Just Above My Head was published following a period when much literary attention had been focused on two of its major concerns, homosexuality and racial conflict. Twenty-three years earlier, Baldwin had written Giovanni’s Room (1956), which was one of many postwar homosexual works, including Gore Vidal’s The City and the Pillar (1948), Truman Capote’s Other Voices, Other Rooms (1948), Alberto Moravia’s Two Adolescents (1948), James Barr’s Quatrefoil (1950), Arthur A. Peters’s Finistère (1951), Tennessee Williams’s Cat on a Hot Tin Roof (1955), and Edward Albee’s The Zoo Story (1959). Baldwin’s presentation of the homosexual theme of Just Above My Head would have been quite revolutionary in the late 1940’s or early 1950’s, but by the late 1970’s, when the book appeared, the theme had come to be quite easily accepted.

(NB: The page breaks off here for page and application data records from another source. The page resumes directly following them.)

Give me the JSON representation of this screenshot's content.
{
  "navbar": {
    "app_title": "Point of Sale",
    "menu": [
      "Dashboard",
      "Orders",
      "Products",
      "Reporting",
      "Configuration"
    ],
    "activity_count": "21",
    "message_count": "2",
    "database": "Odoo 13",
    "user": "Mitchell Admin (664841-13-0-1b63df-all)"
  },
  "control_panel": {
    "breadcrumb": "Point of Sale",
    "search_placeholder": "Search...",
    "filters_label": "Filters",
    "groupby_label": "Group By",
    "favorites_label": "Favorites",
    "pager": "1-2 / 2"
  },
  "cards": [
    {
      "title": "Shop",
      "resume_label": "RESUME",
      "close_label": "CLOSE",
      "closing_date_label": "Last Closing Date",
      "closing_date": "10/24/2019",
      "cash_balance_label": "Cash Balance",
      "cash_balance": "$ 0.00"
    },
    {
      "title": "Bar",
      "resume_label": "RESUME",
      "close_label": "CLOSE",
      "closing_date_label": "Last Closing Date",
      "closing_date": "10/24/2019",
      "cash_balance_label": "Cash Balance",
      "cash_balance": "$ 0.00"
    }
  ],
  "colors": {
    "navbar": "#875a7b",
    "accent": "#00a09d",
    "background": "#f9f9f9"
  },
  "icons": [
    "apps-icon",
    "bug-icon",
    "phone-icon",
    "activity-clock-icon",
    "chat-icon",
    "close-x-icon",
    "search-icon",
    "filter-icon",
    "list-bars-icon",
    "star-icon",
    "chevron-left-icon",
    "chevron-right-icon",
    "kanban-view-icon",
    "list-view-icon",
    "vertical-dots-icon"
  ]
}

Also, the racial anger which had spilled over into many of the books of the Black Revolution, and which Baldwin had addressed to some extent in Notes of a Native Son (1955), had been considerably dissipated by 1979. The festering fury evident in the contributions that make up Black Fire (1968), which LeRoi Jones (Amiri Baraka) and Larry Neal edited, and the militant anger seen in such LeRoi Jones plays as The Baptism (1964), Dutchman (1964), The Slave (1964) and The Toilet (1964) are not present in Just Above My Head. Racial rage, such as that expressed by Malcolm X in The Autobiography of Malcolm X (1965), is also not present in the Baldwin novel or in any of the significant literature of the last years of the 1970’s, largely because social conditions affecting blacks had begun to change and racial pride had begun in most quarters to replace racial anger. Just Above My Head is more a statement of sorrow about racial inequalities than one of rage.